__Dataset rows describing interfaces__:
--- START ---

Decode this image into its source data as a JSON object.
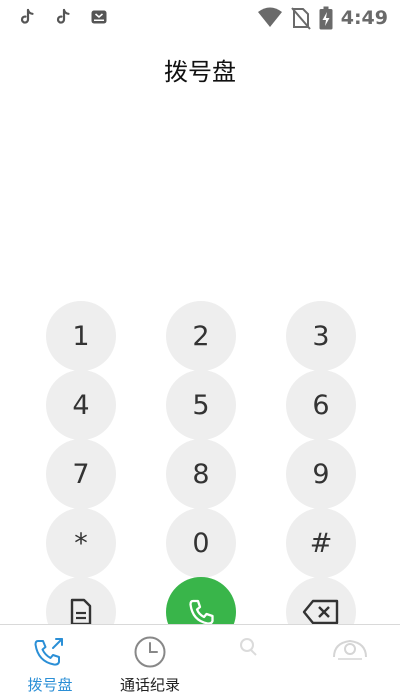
{
  "status_bar": {
    "time": "4:49",
    "left_icons": [
      "tiktok-icon",
      "tiktok-icon",
      "tv-app-icon"
    ],
    "right_icons": [
      "wifi-icon",
      "no-sim-icon",
      "battery-charging-icon"
    ]
  },
  "header": {
    "title": "拨号盘"
  },
  "keypad": {
    "keys": [
      {
        "label": "1"
      },
      {
        "label": "2"
      },
      {
        "label": "3"
      },
      {
        "label": "4"
      },
      {
        "label": "5"
      },
      {
        "label": "6"
      },
      {
        "label": "7"
      },
      {
        "label": "8"
      },
      {
        "label": "9"
      },
      {
        "label": "*"
      },
      {
        "label": "0"
      },
      {
        "label": "#"
      }
    ],
    "actions": [
      "document-icon",
      "phone-call-icon",
      "backspace-icon"
    ],
    "key_color": "#eeeeee",
    "call_color": "#39b54a"
  },
  "bottom_nav": {
    "items": [
      {
        "label": "拨号盘",
        "icon": "dialer-icon",
        "active": true
      },
      {
        "label": "通话纪录",
        "icon": "clock-icon",
        "active": false
      },
      {
        "label": "",
        "icon": "search-icon",
        "active": false
      },
      {
        "label": "",
        "icon": "contacts-icon",
        "active": false
      }
    ],
    "active_color": "#2b8fd6"
  }
}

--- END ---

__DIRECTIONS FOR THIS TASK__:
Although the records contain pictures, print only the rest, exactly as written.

__RESPONSE AREA__:
Decode this image into its source data as a JSON object.
{
  "status_bar": {
    "time": "4:49",
    "left_icons": [
      "tiktok-icon",
      "tiktok-icon",
      "tv-app-icon"
    ],
    "right_icons": [
      "wifi-icon",
      "no-sim-icon",
      "battery-charging-icon"
    ]
  },
  "header": {
    "title": "拨号盘"
  },
  "keypad": {
    "keys": [
      {
        "label": "1"
      },
      {
        "label": "2"
      },
      {
        "label": "3"
      },
      {
        "label": "4"
      },
      {
        "label": "5"
      },
      {
        "label": "6"
      },
      {
        "label": "7"
      },
      {
        "label": "8"
      },
      {
        "label": "9"
      },
      {
        "label": "*"
      },
      {
        "label": "0"
      },
      {
        "label": "#"
      }
    ],
    "actions": [
      "document-icon",
      "phone-call-icon",
      "backspace-icon"
    ],
    "key_color": "#eeeeee",
    "call_color": "#39b54a"
  },
  "bottom_nav": {
    "items": [
      {
        "label": "拨号盘",
        "icon": "dialer-icon",
        "active": true
      },
      {
        "label": "通话纪录",
        "icon": "clock-icon",
        "active": false
      },
      {
        "label": "",
        "icon": "search-icon",
        "active": false
      },
      {
        "label": "",
        "icon": "contacts-icon",
        "active": false
      }
    ],
    "active_color": "#2b8fd6"
  }
}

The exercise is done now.